The talented group of schools has garnered plenty of attention from Division I programs that will be in attendance, including UMBC, JMU, VMI, Marshall and possibly WVU. Division II and III programs will also send scouts.
Other attending players worth noting are Poca guards Issac McKneely – a sophomore already offered by Marshall – and Noah Rittinger; Notre Dame sophomore Jaidyn West; Spring Valley seniors CJ Meredith and Sam Atkins; and players from Beckley Prep IJN who have Division I offers, according to Schneider.
“We love hosting events in West Virginia to bring national attention to the recruitment there. [The tip-off] is the first annual event we’re doing [in West Virginia],” Schneider said.
The event is open to the public, with tickets priced at $10 or $8 for students with a valid ID.
Big shots? Yes, really
Big Shots has produced a laundry list of collegiate and professional players, including current NBA Stars Khris Middleton, John Wall, Demarcus Cousins, Ja Morant, Zion Williamson, Jabari Parker, Karl Anthony Towns, Kemba Walker and Brandon Ingram, to name a few.
The successful AAU program is headquartered in Myrtle Beach, but its roots are purely West Virginian. Schneider’s father, Jeff Schneider, the CEO and President of Big Shots, grew up in the Clarksburg area and played for Washington Irving – now a middle school since the opening of Robert C. Byrd – where he won two state titles. From there, he went on to have a successful college career with Virginia Tech where he averaged 10.2 points and 2.4 assists.
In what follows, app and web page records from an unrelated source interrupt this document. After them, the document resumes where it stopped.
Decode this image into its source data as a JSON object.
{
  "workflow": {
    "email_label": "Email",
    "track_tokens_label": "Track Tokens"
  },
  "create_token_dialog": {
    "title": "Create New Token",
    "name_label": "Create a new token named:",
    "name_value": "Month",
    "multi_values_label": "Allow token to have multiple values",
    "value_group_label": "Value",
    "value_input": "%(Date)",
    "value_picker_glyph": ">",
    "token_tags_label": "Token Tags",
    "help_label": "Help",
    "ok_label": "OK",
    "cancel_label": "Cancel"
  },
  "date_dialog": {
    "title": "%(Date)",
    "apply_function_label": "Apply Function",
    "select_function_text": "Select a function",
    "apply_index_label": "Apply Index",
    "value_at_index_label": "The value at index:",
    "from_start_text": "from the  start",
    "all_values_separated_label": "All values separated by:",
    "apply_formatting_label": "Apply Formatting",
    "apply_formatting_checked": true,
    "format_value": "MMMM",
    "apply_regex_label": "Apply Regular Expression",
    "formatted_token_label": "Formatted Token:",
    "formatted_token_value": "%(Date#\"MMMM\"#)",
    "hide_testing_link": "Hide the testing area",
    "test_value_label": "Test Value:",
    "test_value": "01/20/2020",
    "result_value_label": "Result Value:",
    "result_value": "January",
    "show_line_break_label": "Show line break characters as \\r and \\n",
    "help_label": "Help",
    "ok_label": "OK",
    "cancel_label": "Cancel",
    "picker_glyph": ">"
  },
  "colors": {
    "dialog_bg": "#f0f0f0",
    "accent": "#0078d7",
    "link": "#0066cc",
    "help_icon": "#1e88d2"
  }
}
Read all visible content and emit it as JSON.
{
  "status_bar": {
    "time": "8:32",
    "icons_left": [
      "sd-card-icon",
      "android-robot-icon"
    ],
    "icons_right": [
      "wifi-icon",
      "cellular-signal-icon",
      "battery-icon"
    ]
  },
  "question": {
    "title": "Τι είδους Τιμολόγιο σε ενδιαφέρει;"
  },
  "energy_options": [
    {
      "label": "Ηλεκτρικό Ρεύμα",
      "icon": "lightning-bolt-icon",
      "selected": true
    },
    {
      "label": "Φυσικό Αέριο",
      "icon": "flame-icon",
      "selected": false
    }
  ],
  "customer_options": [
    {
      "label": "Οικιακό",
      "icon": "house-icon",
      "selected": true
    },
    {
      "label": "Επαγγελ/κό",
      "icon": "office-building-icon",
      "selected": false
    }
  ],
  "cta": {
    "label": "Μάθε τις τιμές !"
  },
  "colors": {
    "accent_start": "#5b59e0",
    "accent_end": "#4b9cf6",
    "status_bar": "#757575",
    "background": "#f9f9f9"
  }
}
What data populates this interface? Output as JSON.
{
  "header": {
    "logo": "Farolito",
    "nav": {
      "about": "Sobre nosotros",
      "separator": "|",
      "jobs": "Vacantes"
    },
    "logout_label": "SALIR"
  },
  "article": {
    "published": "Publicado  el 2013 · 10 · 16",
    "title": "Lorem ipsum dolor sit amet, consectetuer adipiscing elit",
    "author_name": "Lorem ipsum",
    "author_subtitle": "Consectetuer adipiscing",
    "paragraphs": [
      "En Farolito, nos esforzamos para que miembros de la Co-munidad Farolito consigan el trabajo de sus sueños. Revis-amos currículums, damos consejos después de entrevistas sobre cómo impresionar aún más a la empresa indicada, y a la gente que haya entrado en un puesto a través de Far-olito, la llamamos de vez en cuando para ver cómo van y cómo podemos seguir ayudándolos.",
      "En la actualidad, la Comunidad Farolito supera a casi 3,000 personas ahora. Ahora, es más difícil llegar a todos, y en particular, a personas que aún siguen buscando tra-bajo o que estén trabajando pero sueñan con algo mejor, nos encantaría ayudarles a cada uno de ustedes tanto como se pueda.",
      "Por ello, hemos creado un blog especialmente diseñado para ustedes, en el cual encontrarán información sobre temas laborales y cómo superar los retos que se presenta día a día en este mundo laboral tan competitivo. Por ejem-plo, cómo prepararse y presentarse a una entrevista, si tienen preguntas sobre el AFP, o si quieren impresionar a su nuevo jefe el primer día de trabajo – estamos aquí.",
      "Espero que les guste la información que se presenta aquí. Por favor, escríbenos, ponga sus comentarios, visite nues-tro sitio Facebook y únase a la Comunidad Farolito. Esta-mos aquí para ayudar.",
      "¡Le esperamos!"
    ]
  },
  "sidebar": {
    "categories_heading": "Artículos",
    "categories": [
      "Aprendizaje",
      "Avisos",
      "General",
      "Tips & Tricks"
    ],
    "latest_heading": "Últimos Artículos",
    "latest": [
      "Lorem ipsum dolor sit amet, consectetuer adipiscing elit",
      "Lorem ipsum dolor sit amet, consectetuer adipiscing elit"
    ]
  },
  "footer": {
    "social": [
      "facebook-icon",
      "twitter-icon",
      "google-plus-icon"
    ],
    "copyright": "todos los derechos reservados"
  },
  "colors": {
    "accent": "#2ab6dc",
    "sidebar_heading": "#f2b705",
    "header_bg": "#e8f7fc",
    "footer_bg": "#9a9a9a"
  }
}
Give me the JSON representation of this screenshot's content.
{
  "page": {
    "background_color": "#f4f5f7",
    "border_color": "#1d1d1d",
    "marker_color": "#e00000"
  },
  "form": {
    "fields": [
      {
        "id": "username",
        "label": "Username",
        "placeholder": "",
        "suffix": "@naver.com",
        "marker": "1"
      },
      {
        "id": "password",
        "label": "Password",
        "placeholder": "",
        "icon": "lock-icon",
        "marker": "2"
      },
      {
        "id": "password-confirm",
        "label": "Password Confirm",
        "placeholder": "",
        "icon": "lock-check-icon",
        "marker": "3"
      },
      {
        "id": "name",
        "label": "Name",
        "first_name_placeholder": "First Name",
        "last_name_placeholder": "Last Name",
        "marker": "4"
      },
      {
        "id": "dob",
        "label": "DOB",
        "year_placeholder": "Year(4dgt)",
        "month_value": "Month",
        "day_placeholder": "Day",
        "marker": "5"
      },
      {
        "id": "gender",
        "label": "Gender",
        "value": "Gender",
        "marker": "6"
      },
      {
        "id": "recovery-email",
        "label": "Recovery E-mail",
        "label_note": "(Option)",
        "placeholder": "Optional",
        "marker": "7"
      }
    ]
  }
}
He was then drafted by the Houston Rockets before leaving the league to begin his coaching career.
“My father Jeff and I started Big Shots in 2006,” Schneider said. “We have a recruiting service for college coaches and we’ve also formed tournaments. We had 19 teams at our first event [in 2006], and now we have over 2,500 teams that play annually in Big Shots tournaments. We’ve been fortunate over the last 14 years to have over 13,000 players receive scholarships. We take pride that alumni are playing in college, internationally, [in the NBA] and are successful outside of basketball.”
His first 12 years as a coach were spent in assistant roles at VCU, VMI, BGSU, Tulsa and Washington State. He then got his first head coaching job in 1995 at Cal Poly where he spent six seasons. His college coaching career that took him East to West has greatly impacted how successful Big Shots has become, as Schneider has built a massive network within the basketball world.